College in Texas is a challenging time for many students as they seek to navigate difficult classes, social issues and often living away from home for the first time. College students engage in a higher level of drug use and alcohol abuse than other population groups. A student who is educated on the dangers of drug use and on his or her legal rights may be better able to safely negotiate the challenges of the college years.

A few statistics provide some light on this issue. A report by the Addiction Center shows that drug use and alcohol abuse on campuses has both constant factors and changing trends. A few of the constants include the following:

  • Rates of binge drinking are essentially stable over the past 50 years
  • Fraternity and sorority members face a higher risk of substance abuse
  • Males face an elevated chanceĀ of drug abuse and arrests

Even so, a few factors change over time. One of these is the types of drugs that gain popularity. There may be many reasons for the change in drugs used by students, but some evidence suggests it may be tied to prevention efforts by authorities. Prevention efforts might curtail the use of certain drugs, while allowing another set of drugs to become popular.

A report by Brookings also provides some insights into the arrest rate of students entering college. Evidence shows that by the age of 23 approximately 30% of Americans have experienced an arrest, though not necessarily a conviction. Blacks have much higher arrest rates and convictions for drug charges, even though they show similar or lower rates of using drugs.
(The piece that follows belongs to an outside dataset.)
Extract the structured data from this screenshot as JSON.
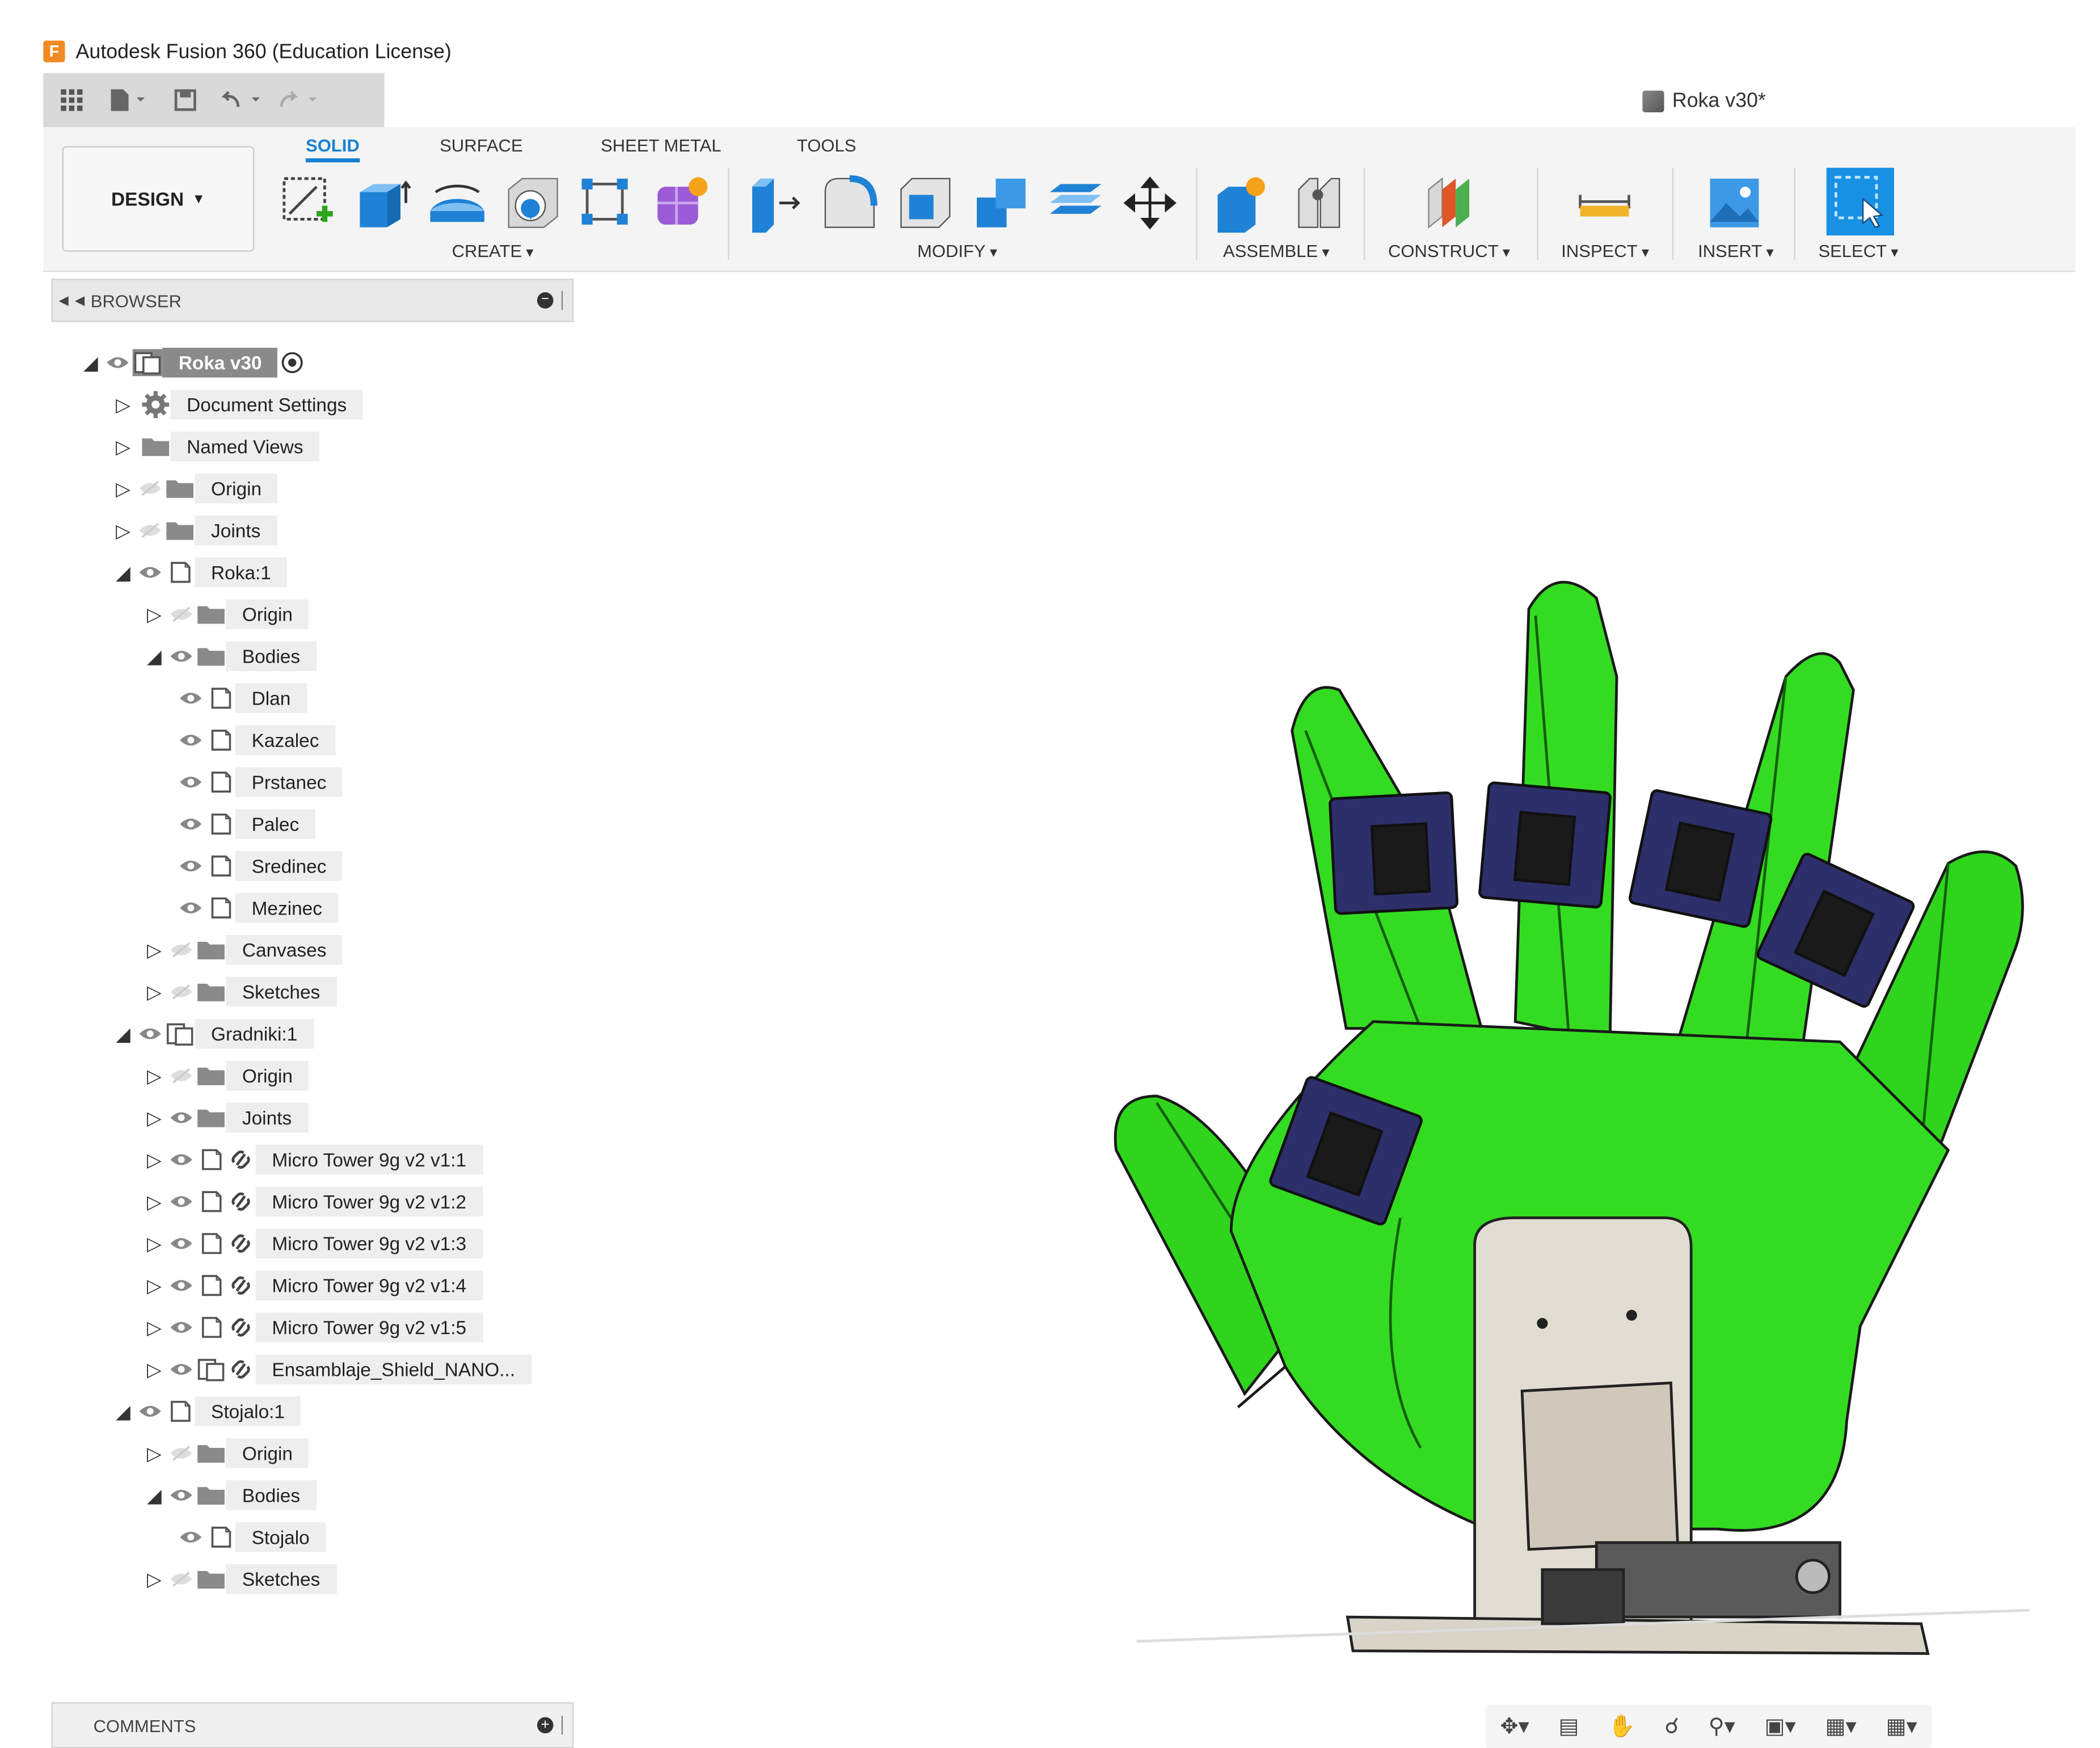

The college years present challenges to many wishing to avoid a criminal record.